About the Artist
Dionne Bonner (Tacoma) received a 2007 GAP to complete three paintings, restore twelve paintings and frame all works in a series entitled African American Pioneers of the Pacific Northwest. These portraits will be featured as part of an installation depicting the contributions of African Americans within the region. Written biographies, live music and interactive video presentations will be employed to highlight the lasting contributions of African American pioneers in the Pacific Northwest. The work will be shown at Barefoot Studios in January 2008.
Update: Dionne was featured in the Summer 2008 issue of Centrum's Experience magazine.
Information included above was provided by artist at the time of application.
From the Artist
I can best describe Centrum and Artist Trust’s residency by listing three phases: freedom of time; new directions; and special projects. Time is the best gift I received from the residency program. Because I work full-time, I split my residency into three one-week sessions. During a normal day I spend most of my time working as a graphic designer. A 24-hour period consists of splitting hours between my nine-year-old son, work, and other activities, which include artistic endeavors like freelance painting and design. Time to paint on a daily basis is extremely minimal; that’s why this residency’s gift has been most of all freedom of time. Each day during my residency I painted for at least six hours, an unheard of amount of time during my normal day. I didn’t tack painting onto the end of a long eight-hour shift after checking email and tucking my son into bed (this part I did miss). Instead I spent every moment focused on painting, writing, and project development.

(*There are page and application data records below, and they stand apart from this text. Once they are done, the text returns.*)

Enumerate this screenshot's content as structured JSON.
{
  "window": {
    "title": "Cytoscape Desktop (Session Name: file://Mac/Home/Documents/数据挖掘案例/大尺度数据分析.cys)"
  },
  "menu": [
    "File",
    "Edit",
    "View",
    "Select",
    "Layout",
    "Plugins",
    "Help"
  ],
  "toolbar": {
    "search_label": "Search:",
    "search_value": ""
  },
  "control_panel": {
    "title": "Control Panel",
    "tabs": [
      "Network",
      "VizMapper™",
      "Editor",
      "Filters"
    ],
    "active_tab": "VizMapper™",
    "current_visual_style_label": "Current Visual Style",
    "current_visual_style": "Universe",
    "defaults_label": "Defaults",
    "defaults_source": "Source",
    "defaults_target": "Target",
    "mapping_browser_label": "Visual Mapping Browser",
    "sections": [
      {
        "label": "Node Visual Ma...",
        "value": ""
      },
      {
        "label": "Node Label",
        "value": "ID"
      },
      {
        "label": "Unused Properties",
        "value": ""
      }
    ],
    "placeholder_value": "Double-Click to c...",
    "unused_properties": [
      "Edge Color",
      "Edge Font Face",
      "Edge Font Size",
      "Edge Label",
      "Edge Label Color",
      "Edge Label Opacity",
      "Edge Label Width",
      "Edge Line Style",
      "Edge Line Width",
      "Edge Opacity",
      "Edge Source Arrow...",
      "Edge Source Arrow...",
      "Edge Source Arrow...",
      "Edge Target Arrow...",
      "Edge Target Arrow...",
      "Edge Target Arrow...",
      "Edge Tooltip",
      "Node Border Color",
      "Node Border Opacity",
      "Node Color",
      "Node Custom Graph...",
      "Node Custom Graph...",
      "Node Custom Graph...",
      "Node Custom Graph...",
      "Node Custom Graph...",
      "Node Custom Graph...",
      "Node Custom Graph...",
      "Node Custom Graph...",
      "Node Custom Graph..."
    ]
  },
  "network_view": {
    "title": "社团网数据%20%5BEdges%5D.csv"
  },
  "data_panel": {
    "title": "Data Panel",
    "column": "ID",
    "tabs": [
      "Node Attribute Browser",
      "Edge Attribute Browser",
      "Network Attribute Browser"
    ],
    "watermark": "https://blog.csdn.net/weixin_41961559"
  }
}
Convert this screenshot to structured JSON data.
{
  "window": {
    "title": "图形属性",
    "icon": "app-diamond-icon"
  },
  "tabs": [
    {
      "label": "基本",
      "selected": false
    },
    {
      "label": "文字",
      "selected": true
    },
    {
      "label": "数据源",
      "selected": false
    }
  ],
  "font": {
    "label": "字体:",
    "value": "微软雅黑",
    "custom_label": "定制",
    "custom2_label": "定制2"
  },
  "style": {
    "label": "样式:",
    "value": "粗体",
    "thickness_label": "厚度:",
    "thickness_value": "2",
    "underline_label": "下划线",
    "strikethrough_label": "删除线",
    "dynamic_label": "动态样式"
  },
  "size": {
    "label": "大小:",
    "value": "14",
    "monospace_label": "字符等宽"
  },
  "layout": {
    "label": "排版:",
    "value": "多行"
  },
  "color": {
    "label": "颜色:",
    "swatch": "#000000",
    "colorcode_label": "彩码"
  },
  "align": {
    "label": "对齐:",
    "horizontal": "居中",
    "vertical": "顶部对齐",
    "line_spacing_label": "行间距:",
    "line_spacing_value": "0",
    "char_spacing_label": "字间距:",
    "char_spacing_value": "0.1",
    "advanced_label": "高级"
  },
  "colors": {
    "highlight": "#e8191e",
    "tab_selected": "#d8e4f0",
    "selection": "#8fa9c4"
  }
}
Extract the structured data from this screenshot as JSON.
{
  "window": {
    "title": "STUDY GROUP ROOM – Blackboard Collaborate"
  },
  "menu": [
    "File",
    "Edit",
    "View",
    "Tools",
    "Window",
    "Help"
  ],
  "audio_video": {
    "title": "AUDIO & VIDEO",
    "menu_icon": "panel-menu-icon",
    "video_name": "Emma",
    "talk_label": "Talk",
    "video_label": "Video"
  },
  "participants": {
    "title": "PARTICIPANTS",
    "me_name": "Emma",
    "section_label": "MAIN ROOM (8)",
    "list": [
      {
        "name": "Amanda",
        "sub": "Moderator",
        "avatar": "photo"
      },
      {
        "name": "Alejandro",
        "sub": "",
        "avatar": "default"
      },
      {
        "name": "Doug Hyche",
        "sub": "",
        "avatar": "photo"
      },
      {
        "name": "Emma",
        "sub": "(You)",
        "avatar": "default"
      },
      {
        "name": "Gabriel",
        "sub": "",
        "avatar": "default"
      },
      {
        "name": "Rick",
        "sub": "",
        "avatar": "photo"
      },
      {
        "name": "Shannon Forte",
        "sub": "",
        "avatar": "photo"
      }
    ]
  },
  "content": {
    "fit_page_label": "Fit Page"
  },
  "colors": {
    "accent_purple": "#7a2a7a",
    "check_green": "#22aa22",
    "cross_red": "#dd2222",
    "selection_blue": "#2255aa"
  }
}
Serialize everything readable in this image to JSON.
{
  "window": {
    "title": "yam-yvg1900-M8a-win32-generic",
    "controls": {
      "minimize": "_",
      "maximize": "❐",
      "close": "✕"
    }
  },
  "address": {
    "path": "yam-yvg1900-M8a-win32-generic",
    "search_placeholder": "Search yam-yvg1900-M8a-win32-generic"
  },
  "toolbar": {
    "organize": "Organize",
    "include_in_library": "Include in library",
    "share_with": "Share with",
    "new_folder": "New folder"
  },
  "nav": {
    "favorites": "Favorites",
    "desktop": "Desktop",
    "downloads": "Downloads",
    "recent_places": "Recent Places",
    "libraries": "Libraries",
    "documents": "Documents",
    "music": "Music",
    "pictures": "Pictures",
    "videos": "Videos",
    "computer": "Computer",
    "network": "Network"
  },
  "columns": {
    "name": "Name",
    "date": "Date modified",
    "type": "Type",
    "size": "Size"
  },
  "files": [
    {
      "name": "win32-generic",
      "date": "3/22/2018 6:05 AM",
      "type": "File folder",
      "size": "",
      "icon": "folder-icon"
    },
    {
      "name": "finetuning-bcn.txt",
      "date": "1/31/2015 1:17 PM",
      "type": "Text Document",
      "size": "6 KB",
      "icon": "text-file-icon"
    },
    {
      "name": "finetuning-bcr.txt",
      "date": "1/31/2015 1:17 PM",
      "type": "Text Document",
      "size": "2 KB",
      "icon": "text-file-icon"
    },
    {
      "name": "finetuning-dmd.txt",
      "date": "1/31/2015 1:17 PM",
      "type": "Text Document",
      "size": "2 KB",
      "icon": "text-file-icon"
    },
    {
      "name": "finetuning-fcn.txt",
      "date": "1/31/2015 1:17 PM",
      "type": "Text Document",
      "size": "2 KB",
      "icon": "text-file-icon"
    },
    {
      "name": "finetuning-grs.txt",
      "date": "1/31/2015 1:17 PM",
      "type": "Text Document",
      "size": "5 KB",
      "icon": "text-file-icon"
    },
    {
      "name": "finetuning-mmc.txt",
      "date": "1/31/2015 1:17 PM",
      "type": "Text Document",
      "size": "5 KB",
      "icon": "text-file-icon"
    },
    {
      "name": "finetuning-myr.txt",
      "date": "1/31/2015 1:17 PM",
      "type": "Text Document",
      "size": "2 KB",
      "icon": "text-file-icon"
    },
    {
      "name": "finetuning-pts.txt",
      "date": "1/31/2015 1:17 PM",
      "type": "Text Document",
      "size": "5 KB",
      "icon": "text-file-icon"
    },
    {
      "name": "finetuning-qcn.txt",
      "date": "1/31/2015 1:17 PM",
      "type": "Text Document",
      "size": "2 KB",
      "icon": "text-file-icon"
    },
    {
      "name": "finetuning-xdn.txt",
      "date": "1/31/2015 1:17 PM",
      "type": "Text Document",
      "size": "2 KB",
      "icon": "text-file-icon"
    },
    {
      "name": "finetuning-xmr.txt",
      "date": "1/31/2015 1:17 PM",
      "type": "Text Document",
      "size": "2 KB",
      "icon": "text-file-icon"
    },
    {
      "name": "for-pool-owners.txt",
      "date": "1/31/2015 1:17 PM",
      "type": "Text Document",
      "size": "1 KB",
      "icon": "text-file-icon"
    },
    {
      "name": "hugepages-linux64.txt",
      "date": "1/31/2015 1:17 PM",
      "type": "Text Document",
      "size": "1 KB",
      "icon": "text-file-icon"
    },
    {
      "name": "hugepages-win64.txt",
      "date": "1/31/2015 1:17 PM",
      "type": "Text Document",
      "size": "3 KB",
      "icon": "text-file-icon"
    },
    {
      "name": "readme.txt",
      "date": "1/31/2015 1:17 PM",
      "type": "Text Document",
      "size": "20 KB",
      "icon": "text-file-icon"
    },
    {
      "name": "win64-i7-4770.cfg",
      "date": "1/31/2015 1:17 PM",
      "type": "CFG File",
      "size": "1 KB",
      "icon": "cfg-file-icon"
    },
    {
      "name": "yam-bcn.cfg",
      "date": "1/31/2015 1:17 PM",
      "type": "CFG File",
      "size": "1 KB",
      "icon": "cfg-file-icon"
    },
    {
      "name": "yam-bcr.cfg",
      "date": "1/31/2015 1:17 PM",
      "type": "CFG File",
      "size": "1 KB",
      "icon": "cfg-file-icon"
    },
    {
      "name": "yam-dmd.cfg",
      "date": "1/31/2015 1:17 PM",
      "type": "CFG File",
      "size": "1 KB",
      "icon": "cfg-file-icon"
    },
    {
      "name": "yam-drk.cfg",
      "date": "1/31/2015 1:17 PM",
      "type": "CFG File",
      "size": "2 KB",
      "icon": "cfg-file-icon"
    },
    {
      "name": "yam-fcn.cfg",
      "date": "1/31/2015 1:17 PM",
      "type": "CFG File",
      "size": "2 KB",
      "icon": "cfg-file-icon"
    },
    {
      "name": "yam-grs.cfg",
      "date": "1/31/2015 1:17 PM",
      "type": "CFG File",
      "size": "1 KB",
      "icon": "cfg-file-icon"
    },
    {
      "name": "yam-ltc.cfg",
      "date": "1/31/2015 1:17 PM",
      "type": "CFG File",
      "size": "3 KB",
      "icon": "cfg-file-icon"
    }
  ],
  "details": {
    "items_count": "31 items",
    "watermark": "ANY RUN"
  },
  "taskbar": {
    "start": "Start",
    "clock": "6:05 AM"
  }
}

A new direction in my painting surfaced during my residency. I was looking to grow and develop as an artist and didn’t really know what that looked like in the beginning. As the residency progressed a new vision for my artwork began to take shape. The subject matter in my work has always been very diverse, from a detailed illustration of railroad tracks using airbrush and colored pencil to an abstract painting of a women laying in a garden in acrylic. I like mixing things up and painting about the moments in my life. The scenic views and peaceful environment at Fort Worden State Park steered me in a new direction. Variety in an artist’s work sometimes indicates a lack of focus, and concentrating on one subject matter has been a challenge I’ve faced. Because I paint a lot of portraits and commissioned work I’ve never really focused on a specific theme except for my portrait series. I’ve always wanted to create a body of work that is more thematic. At Centrum I found subject matter in the environment, and began to develop a series of work that represents its unique essence. Inspired by trips to the beach and scores of photos taken during my residency I began paintings based on natural occurrences we see in everyday life. I’m excited to see how this new work develops.
Centrum and Artist Trust’s residency was a catalyst to inspiration, creative energy and the momentum I’ve needed. During my time there I accomplished a great amount of work and was able to start a special commissioned painting for a client. The creative concept for the painting came together during my first week at Centrum and the client was extremely pleased with the end result. There is something very special about this place. I’ve been inspired by the environment and the peaceful quiet moments spent reflecting on my life. My perspective on being an artist is not that I am creating paintings but I’m creating experiences—experiences between my clients, and the society I observe through painting. I’m hopeful that after this residency, even with a busy schedule, I’ll continue to spend valuable moments devoted to my craft. Determination, creative momentum and a new sense of direction will help me navigate the normalcy of life and the unyielding desire to create art.